▸ **GIVEN DATA**:

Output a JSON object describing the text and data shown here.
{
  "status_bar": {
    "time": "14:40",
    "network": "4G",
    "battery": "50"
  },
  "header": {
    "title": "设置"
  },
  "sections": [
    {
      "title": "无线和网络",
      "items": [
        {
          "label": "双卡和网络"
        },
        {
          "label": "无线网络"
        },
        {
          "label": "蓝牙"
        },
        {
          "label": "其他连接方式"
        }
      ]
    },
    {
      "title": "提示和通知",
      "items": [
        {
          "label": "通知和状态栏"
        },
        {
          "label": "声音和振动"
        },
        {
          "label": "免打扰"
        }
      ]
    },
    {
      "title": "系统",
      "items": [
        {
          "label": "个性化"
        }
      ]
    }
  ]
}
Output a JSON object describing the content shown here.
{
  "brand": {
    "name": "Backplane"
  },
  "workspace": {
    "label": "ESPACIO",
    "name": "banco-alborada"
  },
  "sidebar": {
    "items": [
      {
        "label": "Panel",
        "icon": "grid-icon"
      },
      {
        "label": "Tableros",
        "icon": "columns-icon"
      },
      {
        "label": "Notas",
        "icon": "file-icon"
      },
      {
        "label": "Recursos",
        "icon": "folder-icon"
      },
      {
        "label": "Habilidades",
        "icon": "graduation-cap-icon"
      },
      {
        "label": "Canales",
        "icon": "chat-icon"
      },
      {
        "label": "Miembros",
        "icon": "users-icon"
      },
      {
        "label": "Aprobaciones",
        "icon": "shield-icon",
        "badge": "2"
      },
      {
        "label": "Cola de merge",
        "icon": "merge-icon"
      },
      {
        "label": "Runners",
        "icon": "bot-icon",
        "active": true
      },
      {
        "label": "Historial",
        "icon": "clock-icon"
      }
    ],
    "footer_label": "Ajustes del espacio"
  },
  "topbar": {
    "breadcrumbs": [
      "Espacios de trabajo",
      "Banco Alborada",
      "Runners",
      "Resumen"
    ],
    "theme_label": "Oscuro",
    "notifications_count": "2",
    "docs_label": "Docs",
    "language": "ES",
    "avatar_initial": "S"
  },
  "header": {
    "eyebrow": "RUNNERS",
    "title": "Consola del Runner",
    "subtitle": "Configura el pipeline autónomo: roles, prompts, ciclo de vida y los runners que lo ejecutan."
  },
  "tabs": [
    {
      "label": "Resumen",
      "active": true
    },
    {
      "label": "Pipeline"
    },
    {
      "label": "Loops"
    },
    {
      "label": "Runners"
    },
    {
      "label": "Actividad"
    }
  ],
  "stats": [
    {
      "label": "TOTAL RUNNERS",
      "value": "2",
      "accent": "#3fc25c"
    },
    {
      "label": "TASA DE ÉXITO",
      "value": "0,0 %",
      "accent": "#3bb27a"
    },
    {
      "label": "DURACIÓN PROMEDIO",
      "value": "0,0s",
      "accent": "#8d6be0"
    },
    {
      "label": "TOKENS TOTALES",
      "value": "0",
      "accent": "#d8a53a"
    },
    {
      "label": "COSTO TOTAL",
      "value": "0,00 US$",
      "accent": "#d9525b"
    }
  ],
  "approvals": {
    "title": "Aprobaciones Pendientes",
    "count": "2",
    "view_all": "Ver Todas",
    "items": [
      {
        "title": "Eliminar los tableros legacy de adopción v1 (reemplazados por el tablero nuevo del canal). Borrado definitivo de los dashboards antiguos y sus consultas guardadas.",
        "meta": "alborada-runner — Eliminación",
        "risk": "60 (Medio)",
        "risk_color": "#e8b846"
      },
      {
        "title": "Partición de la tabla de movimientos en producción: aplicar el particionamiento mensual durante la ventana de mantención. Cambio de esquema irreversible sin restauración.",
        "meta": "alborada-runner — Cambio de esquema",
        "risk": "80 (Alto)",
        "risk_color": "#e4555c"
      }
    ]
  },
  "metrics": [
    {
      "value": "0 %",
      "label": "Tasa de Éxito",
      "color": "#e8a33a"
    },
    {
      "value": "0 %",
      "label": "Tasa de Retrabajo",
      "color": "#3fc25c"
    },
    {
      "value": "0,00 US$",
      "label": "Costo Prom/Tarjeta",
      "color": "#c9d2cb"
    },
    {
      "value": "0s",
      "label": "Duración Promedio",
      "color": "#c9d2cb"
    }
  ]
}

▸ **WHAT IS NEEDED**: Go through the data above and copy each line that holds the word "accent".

▸ **ANSWER BOX**:
      "accent": "#3fc25c"
      "accent": "#3bb27a"
      "accent": "#8d6be0"
      "accent": "#d8a53a"
      "accent": "#d9525b"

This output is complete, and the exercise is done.